Record excerpts:

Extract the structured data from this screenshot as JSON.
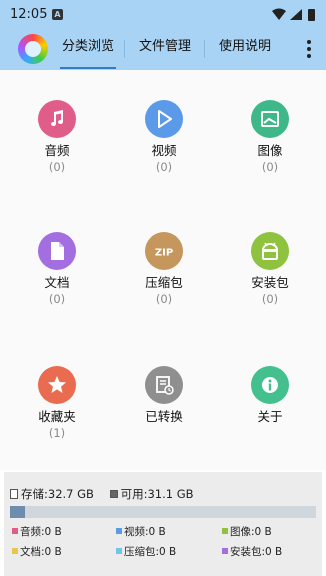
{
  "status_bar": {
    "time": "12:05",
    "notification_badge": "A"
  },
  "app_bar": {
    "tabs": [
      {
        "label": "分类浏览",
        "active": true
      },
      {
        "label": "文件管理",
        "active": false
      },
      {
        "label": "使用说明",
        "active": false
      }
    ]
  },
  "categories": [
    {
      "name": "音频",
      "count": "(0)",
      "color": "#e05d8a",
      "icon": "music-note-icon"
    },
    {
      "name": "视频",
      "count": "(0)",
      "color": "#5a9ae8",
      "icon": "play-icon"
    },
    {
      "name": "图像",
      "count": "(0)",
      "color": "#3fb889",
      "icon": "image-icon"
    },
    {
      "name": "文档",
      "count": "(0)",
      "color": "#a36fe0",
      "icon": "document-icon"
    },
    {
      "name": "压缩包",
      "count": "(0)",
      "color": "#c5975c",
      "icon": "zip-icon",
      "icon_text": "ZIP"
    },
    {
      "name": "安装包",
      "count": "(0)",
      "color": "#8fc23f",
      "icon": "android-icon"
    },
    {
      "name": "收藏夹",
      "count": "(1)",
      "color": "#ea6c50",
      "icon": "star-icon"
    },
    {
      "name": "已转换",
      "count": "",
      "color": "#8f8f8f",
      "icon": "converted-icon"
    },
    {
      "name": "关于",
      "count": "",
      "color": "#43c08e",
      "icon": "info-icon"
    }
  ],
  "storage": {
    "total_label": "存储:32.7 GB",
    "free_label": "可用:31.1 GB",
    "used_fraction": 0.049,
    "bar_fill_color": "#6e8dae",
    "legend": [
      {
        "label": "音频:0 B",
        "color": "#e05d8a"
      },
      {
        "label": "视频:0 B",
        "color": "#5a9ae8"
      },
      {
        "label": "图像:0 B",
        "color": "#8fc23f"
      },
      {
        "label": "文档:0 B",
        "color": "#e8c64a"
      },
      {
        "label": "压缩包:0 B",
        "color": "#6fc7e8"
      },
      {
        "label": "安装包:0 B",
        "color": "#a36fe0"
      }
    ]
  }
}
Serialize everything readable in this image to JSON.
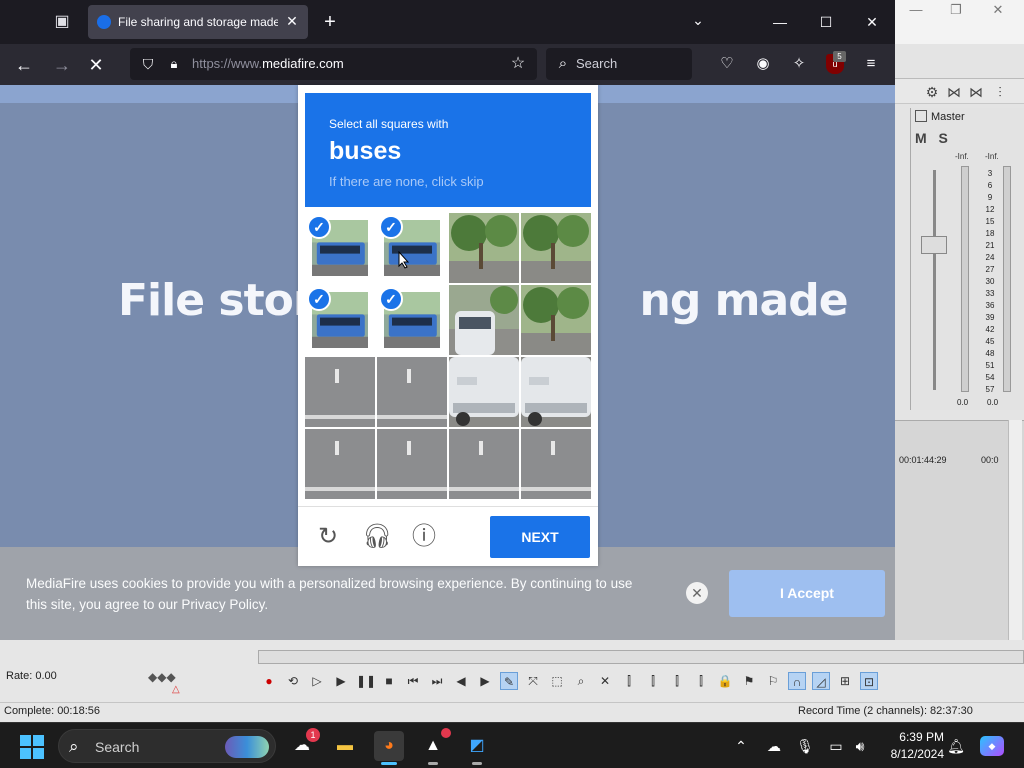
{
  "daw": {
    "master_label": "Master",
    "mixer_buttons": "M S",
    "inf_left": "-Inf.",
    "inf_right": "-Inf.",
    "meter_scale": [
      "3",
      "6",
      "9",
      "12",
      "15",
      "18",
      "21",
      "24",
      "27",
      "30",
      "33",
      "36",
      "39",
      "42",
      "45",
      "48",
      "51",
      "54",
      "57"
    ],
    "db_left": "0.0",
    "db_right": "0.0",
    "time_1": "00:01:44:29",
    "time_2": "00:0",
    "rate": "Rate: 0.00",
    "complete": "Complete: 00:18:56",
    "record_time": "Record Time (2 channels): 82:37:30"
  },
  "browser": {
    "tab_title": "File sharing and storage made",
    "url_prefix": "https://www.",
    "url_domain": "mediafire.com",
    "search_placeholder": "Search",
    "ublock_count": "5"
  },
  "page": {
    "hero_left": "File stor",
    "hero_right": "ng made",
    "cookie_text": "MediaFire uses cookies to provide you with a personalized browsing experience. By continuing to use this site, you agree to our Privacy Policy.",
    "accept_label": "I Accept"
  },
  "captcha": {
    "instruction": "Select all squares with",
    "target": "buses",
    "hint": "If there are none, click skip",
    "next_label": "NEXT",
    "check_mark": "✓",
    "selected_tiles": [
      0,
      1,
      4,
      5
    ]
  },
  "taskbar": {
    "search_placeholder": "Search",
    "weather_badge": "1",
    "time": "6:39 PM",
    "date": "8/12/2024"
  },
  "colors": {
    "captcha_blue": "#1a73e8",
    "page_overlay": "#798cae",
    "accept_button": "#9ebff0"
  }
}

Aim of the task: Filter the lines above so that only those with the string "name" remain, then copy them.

Answer box:
      "name": "音频",
      "name": "视频",
      "name": "图像",
      "name": "文档",
      "name": "压缩包",
      "name": "安装包",
      "name": "收藏夹",
      "name": "已转换",
      "name": "关于",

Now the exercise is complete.